Light rays through windows
Posted 15 February 2012 - 05:31 PM
Posted 15 February 2012 - 06:22 PM
Posted 15 February 2012 - 06:25 PM
Posted 16 February 2012 - 04:18 PM
You just want a touch of smoke/hazer. Do it right before you roll then use a flag to spread to quickly spread it around.
Not to oppose you Teddy, but in relation to Health and Safety Regs and not to mention respecting the environment that you are filming in, I would definitely advise not to burn anything on an interior locations. I think this is pretty self explanatory.
You can get really cheap event smoke generators for a small price and create the smoke look that you are going for, although these smoke machines are cheaper and relatively harder to settle and make look like a haze, rather than the building is ablaze, it will save you a lot of hassle in the long run if you were to run into any difficulty with 'fire'.
I filmed in a 19th Century Castle last year and we used smoke machines and still set off the alarms, the fire brigade came out at 11.00pm and the owner had trusted us to be more cautious on set, obviously we weren't aware this was going to happen, it was a big room, but regardless it postponed our shooting time considerably so to be on the safe side, avoid REAL smoke unless you are outside, and if you're in a confined space, just make sure that it's ok and outlined in the risk assessment.

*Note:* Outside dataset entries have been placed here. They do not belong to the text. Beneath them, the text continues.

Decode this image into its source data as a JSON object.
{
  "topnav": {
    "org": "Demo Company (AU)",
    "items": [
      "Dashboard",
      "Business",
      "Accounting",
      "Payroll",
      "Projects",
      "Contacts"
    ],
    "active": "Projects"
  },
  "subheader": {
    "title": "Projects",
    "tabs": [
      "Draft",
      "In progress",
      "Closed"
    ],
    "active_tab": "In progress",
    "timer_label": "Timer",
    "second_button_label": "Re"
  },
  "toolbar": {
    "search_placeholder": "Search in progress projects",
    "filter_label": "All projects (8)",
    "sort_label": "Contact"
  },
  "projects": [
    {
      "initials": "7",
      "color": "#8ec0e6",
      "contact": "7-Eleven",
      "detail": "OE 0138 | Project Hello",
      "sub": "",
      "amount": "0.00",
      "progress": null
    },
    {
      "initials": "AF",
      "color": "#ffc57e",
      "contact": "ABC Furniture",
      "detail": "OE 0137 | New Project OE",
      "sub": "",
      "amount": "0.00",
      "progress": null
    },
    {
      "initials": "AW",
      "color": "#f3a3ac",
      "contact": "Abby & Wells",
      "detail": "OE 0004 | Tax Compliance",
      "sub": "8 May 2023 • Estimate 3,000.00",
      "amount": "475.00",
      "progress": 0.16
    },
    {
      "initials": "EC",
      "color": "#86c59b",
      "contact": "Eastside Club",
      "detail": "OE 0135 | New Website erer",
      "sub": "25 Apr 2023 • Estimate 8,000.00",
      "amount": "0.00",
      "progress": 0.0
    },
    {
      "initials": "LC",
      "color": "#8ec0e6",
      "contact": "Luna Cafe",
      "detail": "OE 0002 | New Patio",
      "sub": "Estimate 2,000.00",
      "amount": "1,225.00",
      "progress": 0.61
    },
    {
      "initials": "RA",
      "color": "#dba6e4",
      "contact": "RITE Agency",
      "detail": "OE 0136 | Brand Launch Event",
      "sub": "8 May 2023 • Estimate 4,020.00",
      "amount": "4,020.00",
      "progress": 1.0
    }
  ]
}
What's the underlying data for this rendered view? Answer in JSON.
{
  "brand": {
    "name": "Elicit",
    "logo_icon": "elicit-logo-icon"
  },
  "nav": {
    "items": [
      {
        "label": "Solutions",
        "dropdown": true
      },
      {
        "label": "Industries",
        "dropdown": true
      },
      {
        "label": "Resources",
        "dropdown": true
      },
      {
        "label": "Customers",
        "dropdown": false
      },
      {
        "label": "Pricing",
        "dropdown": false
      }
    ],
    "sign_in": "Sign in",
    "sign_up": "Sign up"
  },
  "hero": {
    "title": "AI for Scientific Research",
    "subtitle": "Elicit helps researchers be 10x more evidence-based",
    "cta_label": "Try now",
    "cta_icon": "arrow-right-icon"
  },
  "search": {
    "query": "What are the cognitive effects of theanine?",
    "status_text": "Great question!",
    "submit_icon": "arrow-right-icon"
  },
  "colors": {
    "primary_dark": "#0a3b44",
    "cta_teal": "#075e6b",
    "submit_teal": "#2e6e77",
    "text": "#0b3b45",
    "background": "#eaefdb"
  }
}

You may also want to research into fanning techniques and how to efficiently manipulate how the fog settles, this is a task in its own right.
Posted 16 February 2012 - 07:37 PM
First of all that image has perfect results because it was dodged digitally.
I have used many flavors of hazers/foggers, and the DF-50 is the best. Unfortunately this is one of those "get what you pay for" effects. A colleague told me once that oil based haze solutions tend to disperse better, so if you get pigeon-holed into using something cheap at least try to get a good solution. All and all it's a hard trick to master, and no forum can be in the room with you. My advice is get what you can afford before you shoot, and do some tests (and let us know how it turns
In most cases, smoke detectors operate with a photoelectric sensor. It trips when the beam is refracted by smoke or dense vapor, and then activates a switch to power on the alarm. Easy fix. Tape a cup over the smoke detector, and notify your fire department that you're going to be using smoke FX.
Fun fact about smoke in film: In Dune (1984) they burned tires to create giant plumes of black smoke, and had actor run through the dreck.
Posted 17 February 2012 - 07:30 AM